EXCERPTED RECORDS below:

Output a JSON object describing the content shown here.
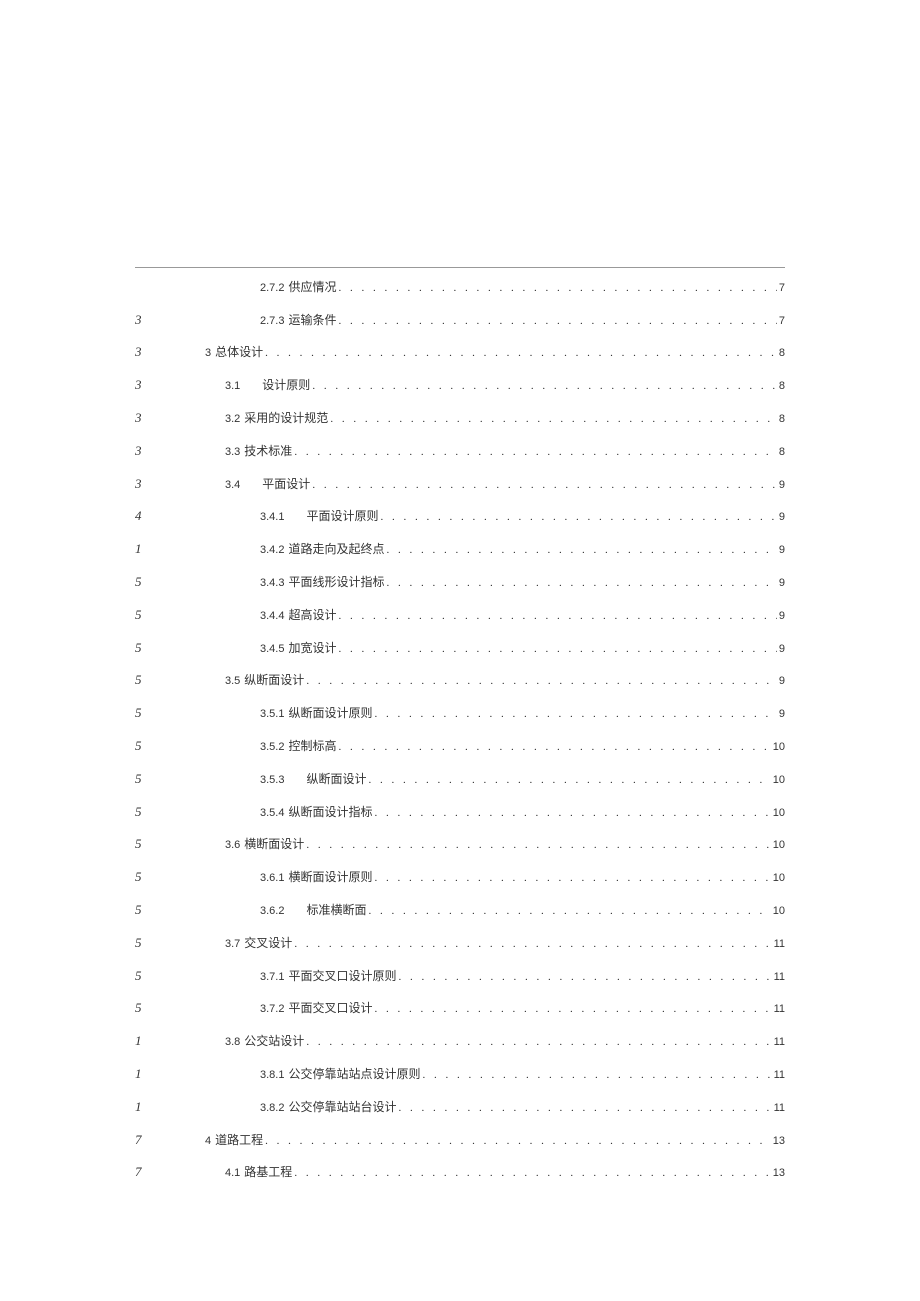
{
  "toc": [
    {
      "left": "",
      "indent": "indent-3",
      "num": "2.7.2",
      "numStyle": "section-num",
      "title": "供应情况",
      "page": "7"
    },
    {
      "left": "3",
      "indent": "indent-3",
      "num": "2.7.3",
      "numStyle": "section-num",
      "title": "运输条件",
      "page": "7"
    },
    {
      "left": "3",
      "indent": "indent-1",
      "num": "3",
      "numStyle": "section-num",
      "title": "总体设计",
      "page": "8"
    },
    {
      "left": "3",
      "indent": "indent-2",
      "num": "3.1",
      "numStyle": "section-num-spaced",
      "title": "设计原则",
      "page": "8"
    },
    {
      "left": "3",
      "indent": "indent-2",
      "num": "3.2",
      "numStyle": "section-num",
      "title": "采用的设计规范",
      "page": "8"
    },
    {
      "left": "3",
      "indent": "indent-2",
      "num": "3.3",
      "numStyle": "section-num",
      "title": "技术标准",
      "page": "8"
    },
    {
      "left": "3",
      "indent": "indent-2",
      "num": "3.4",
      "numStyle": "section-num-spaced",
      "title": "平面设计",
      "page": "9"
    },
    {
      "left": "4",
      "indent": "indent-3",
      "num": "3.4.1",
      "numStyle": "section-num-spaced",
      "title": "平面设计原则",
      "page": "9"
    },
    {
      "left": "1",
      "indent": "indent-3",
      "num": "3.4.2",
      "numStyle": "section-num",
      "title": "道路走向及起终点",
      "page": "9"
    },
    {
      "left": "5",
      "indent": "indent-3",
      "num": "3.4.3",
      "numStyle": "section-num",
      "title": "平面线形设计指标",
      "page": "9"
    },
    {
      "left": "5",
      "indent": "indent-3",
      "num": "3.4.4",
      "numStyle": "section-num",
      "title": "超高设计",
      "page": "9"
    },
    {
      "left": "5",
      "indent": "indent-3",
      "num": "3.4.5",
      "numStyle": "section-num",
      "title": "加宽设计",
      "page": "9"
    },
    {
      "left": "5",
      "indent": "indent-2",
      "num": "3.5",
      "numStyle": "section-num",
      "title": "纵断面设计",
      "page": "9"
    },
    {
      "left": "5",
      "indent": "indent-3",
      "num": "3.5.1",
      "numStyle": "section-num",
      "title": "纵断面设计原则",
      "page": "9"
    },
    {
      "left": "5",
      "indent": "indent-3",
      "num": "3.5.2",
      "numStyle": "section-num",
      "title": "控制标高",
      "page": "10"
    },
    {
      "left": "5",
      "indent": "indent-3",
      "num": "3.5.3",
      "numStyle": "section-num-spaced",
      "title": "纵断面设计",
      "page": "10"
    },
    {
      "left": "5",
      "indent": "indent-3",
      "num": "3.5.4",
      "numStyle": "section-num",
      "title": "纵断面设计指标",
      "page": "10"
    },
    {
      "left": "5",
      "indent": "indent-2",
      "num": "3.6",
      "numStyle": "section-num",
      "title": "横断面设计",
      "page": "10"
    },
    {
      "left": "5",
      "indent": "indent-3",
      "num": "3.6.1",
      "numStyle": "section-num",
      "title": "横断面设计原则",
      "page": "10"
    },
    {
      "left": "5",
      "indent": "indent-3",
      "num": "3.6.2",
      "numStyle": "section-num-spaced",
      "title": "标准横断面",
      "page": "10"
    },
    {
      "left": "5",
      "indent": "indent-2",
      "num": "3.7",
      "numStyle": "section-num",
      "title": "交叉设计",
      "page": "11"
    },
    {
      "left": "5",
      "indent": "indent-3",
      "num": "3.7.1",
      "numStyle": "section-num",
      "title": "平面交叉口设计原则",
      "page": "11"
    },
    {
      "left": "5",
      "indent": "indent-3",
      "num": "3.7.2",
      "numStyle": "section-num",
      "title": "平面交叉口设计",
      "page": "11"
    },
    {
      "left": "1",
      "indent": "indent-2",
      "num": "3.8",
      "numStyle": "section-num",
      "title": "公交站设计",
      "page": "11"
    },
    {
      "left": "1",
      "indent": "indent-3",
      "num": "3.8.1",
      "numStyle": "section-num",
      "title": "公交停靠站站点设计原则",
      "page": "11"
    },
    {
      "left": "1",
      "indent": "indent-3",
      "num": "3.8.2",
      "numStyle": "section-num",
      "title": "公交停靠站站台设计",
      "page": "11"
    },
    {
      "left": "7",
      "indent": "indent-1",
      "num": "4",
      "numStyle": "section-num",
      "title": "道路工程",
      "page": "13"
    },
    {
      "left": "7",
      "indent": "indent-2",
      "num": "4.1",
      "numStyle": "section-num",
      "title": "路基工程",
      "page": "13"
    }
  ],
  "dots": ". . . . . . . . . . . . . . . . . . . . . . . . . . . . . . . . . . . . . . . . . . . . . . . . . . . . . . . . . . . . . . . . . . . . . . . . . . . . . . . . . . . . . . . . . . . . . . . . . . . . . . . . . . . . . . . . . . . . . . . ."
}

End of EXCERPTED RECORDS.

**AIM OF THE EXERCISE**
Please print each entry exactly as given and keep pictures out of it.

**SOLUTION TO THIS EXERCISE**
Output a JSON object describing the content shown here.
{
  "toc": [
    {
      "left": "",
      "indent": "indent-3",
      "num": "2.7.2",
      "numStyle": "section-num",
      "title": "供应情况",
      "page": "7"
    },
    {
      "left": "3",
      "indent": "indent-3",
      "num": "2.7.3",
      "numStyle": "section-num",
      "title": "运输条件",
      "page": "7"
    },
    {
      "left": "3",
      "indent": "indent-1",
      "num": "3",
      "numStyle": "section-num",
      "title": "总体设计",
      "page": "8"
    },
    {
      "left": "3",
      "indent": "indent-2",
      "num": "3.1",
      "numStyle": "section-num-spaced",
      "title": "设计原则",
      "page": "8"
    },
    {
      "left": "3",
      "indent": "indent-2",
      "num": "3.2",
      "numStyle": "section-num",
      "title": "采用的设计规范",
      "page": "8"
    },
    {
      "left": "3",
      "indent": "indent-2",
      "num": "3.3",
      "numStyle": "section-num",
      "title": "技术标准",
      "page": "8"
    },
    {
      "left": "3",
      "indent": "indent-2",
      "num": "3.4",
      "numStyle": "section-num-spaced",
      "title": "平面设计",
      "page": "9"
    },
    {
      "left": "4",
      "indent": "indent-3",
      "num": "3.4.1",
      "numStyle": "section-num-spaced",
      "title": "平面设计原则",
      "page": "9"
    },
    {
      "left": "1",
      "indent": "indent-3",
      "num": "3.4.2",
      "numStyle": "section-num",
      "title": "道路走向及起终点",
      "page": "9"
    },
    {
      "left": "5",
      "indent": "indent-3",
      "num": "3.4.3",
      "numStyle": "section-num",
      "title": "平面线形设计指标",
      "page": "9"
    },
    {
      "left": "5",
      "indent": "indent-3",
      "num": "3.4.4",
      "numStyle": "section-num",
      "title": "超高设计",
      "page": "9"
    },
    {
      "left": "5",
      "indent": "indent-3",
      "num": "3.4.5",
      "numStyle": "section-num",
      "title": "加宽设计",
      "page": "9"
    },
    {
      "left": "5",
      "indent": "indent-2",
      "num": "3.5",
      "numStyle": "section-num",
      "title": "纵断面设计",
      "page": "9"
    },
    {
      "left": "5",
      "indent": "indent-3",
      "num": "3.5.1",
      "numStyle": "section-num",
      "title": "纵断面设计原则",
      "page": "9"
    },
    {
      "left": "5",
      "indent": "indent-3",
      "num": "3.5.2",
      "numStyle": "section-num",
      "title": "控制标高",
      "page": "10"
    },
    {
      "left": "5",
      "indent": "indent-3",
      "num": "3.5.3",
      "numStyle": "section-num-spaced",
      "title": "纵断面设计",
      "page": "10"
    },
    {
      "left": "5",
      "indent": "indent-3",
      "num": "3.5.4",
      "numStyle": "section-num",
      "title": "纵断面设计指标",
      "page": "10"
    },
    {
      "left": "5",
      "indent": "indent-2",
      "num": "3.6",
      "numStyle": "section-num",
      "title": "横断面设计",
      "page": "10"
    },
    {
      "left": "5",
      "indent": "indent-3",
      "num": "3.6.1",
      "numStyle": "section-num",
      "title": "横断面设计原则",
      "page": "10"
    },
    {
      "left": "5",
      "indent": "indent-3",
      "num": "3.6.2",
      "numStyle": "section-num-spaced",
      "title": "标准横断面",
      "page": "10"
    },
    {
      "left": "5",
      "indent": "indent-2",
      "num": "3.7",
      "numStyle": "section-num",
      "title": "交叉设计",
      "page": "11"
    },
    {
      "left": "5",
      "indent": "indent-3",
      "num": "3.7.1",
      "numStyle": "section-num",
      "title": "平面交叉口设计原则",
      "page": "11"
    },
    {
      "left": "5",
      "indent": "indent-3",
      "num": "3.7.2",
      "numStyle": "section-num",
      "title": "平面交叉口设计",
      "page": "11"
    },
    {
      "left": "1",
      "indent": "indent-2",
      "num": "3.8",
      "numStyle": "section-num",
      "title": "公交站设计",
      "page": "11"
    },
    {
      "left": "1",
      "indent": "indent-3",
      "num": "3.8.1",
      "numStyle": "section-num",
      "title": "公交停靠站站点设计原则",
      "page": "11"
    },
    {
      "left": "1",
      "indent": "indent-3",
      "num": "3.8.2",
      "numStyle": "section-num",
      "title": "公交停靠站站台设计",
      "page": "11"
    },
    {
      "left": "7",
      "indent": "indent-1",
      "num": "4",
      "numStyle": "section-num",
      "title": "道路工程",
      "page": "13"
    },
    {
      "left": "7",
      "indent": "indent-2",
      "num": "4.1",
      "numStyle": "section-num",
      "title": "路基工程",
      "page": "13"
    }
  ],
  "dots": ". . . . . . . . . . . . . . . . . . . . . . . . . . . . . . . . . . . . . . . . . . . . . . . . . . . . . . . . . . . . . . . . . . . . . . . . . . . . . . . . . . . . . . . . . . . . . . . . . . . . . . . . . . . . . . . . . . . . . . . ."
}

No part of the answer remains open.